[Required work] Each line below should be repeated exactly, but no picture should be carried over.

[Exercise materials]
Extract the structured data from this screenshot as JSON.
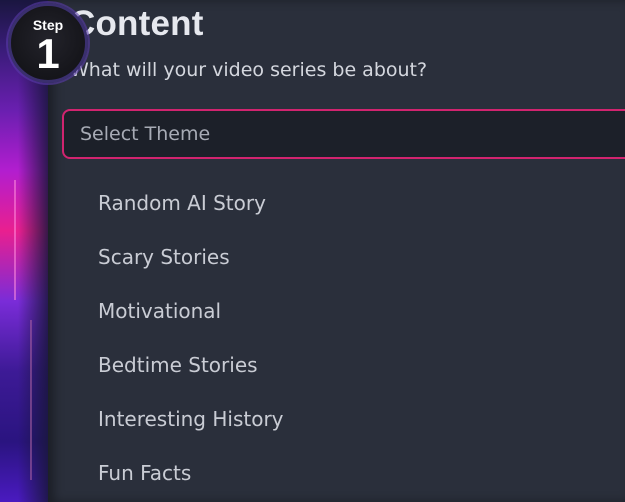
{
  "step_badge": {
    "label": "Step",
    "number": "1"
  },
  "section": {
    "title": "Content",
    "subtitle": "What will your video series be about?"
  },
  "theme_select": {
    "placeholder": "Select Theme",
    "options": [
      "Random AI Story",
      "Scary Stories",
      "Motivational",
      "Bedtime Stories",
      "Interesting History",
      "Fun Facts"
    ]
  },
  "colors": {
    "accent_border": "#d1246f",
    "panel_bg": "#2a2f3b",
    "select_bg": "#1c2029"
  }
}
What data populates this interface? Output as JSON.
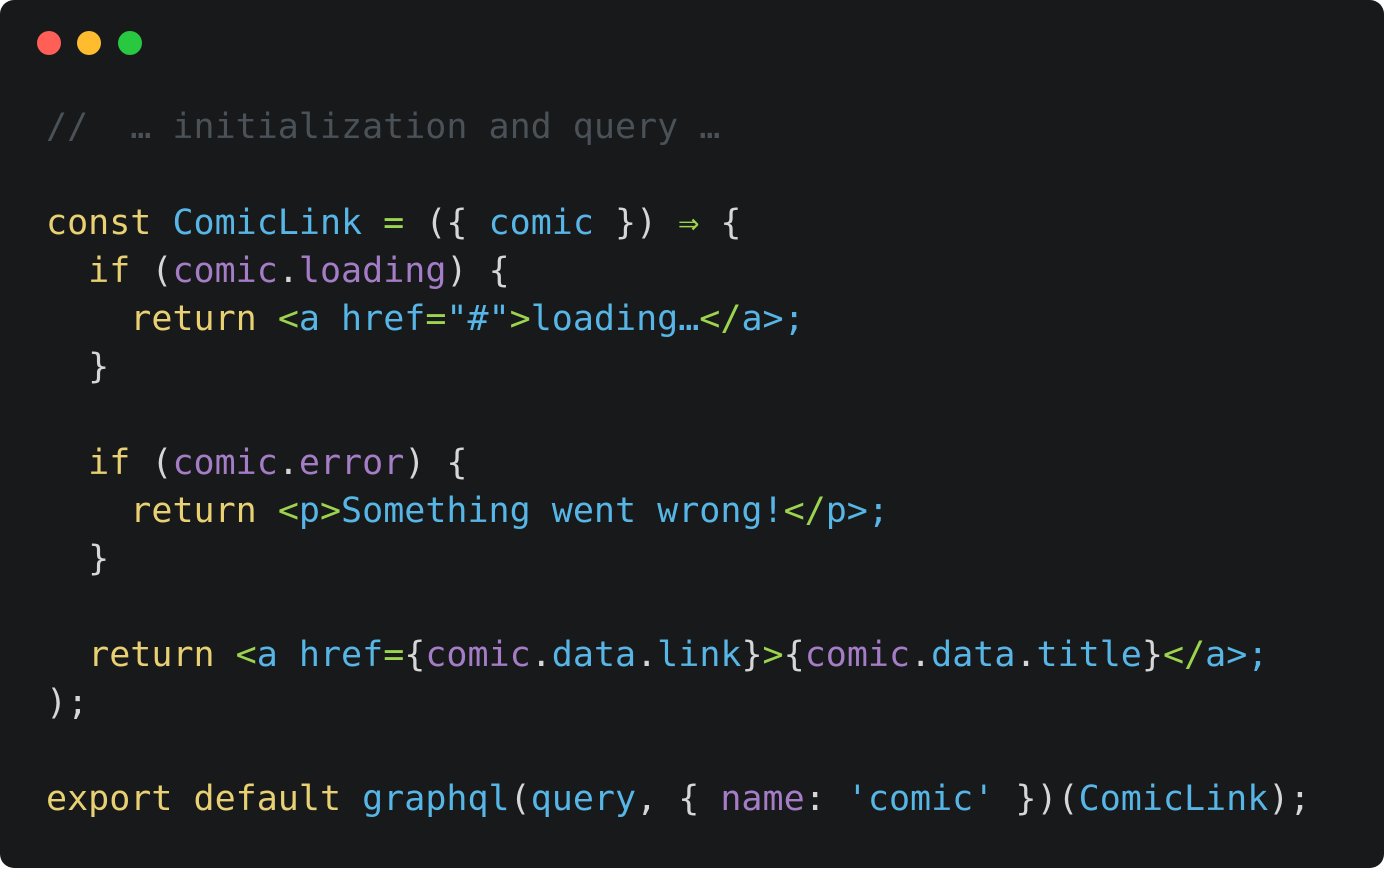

[Problem solution]
Extract the structured data from this screenshot as JSON.
{
  "step_badge": {
    "label": "Step",
    "number": "1"
  },
  "section": {
    "title": "Content",
    "subtitle": "What will your video series be about?"
  },
  "theme_select": {
    "placeholder": "Select Theme",
    "options": [
      "Random AI Story",
      "Scary Stories",
      "Motivational",
      "Bedtime Stories",
      "Interesting History",
      "Fun Facts"
    ]
  },
  "colors": {
    "accent_border": "#d1246f",
    "panel_bg": "#2a2f3b",
    "select_bg": "#1c2029"
  }
}
What data populates this interface? Output as JSON.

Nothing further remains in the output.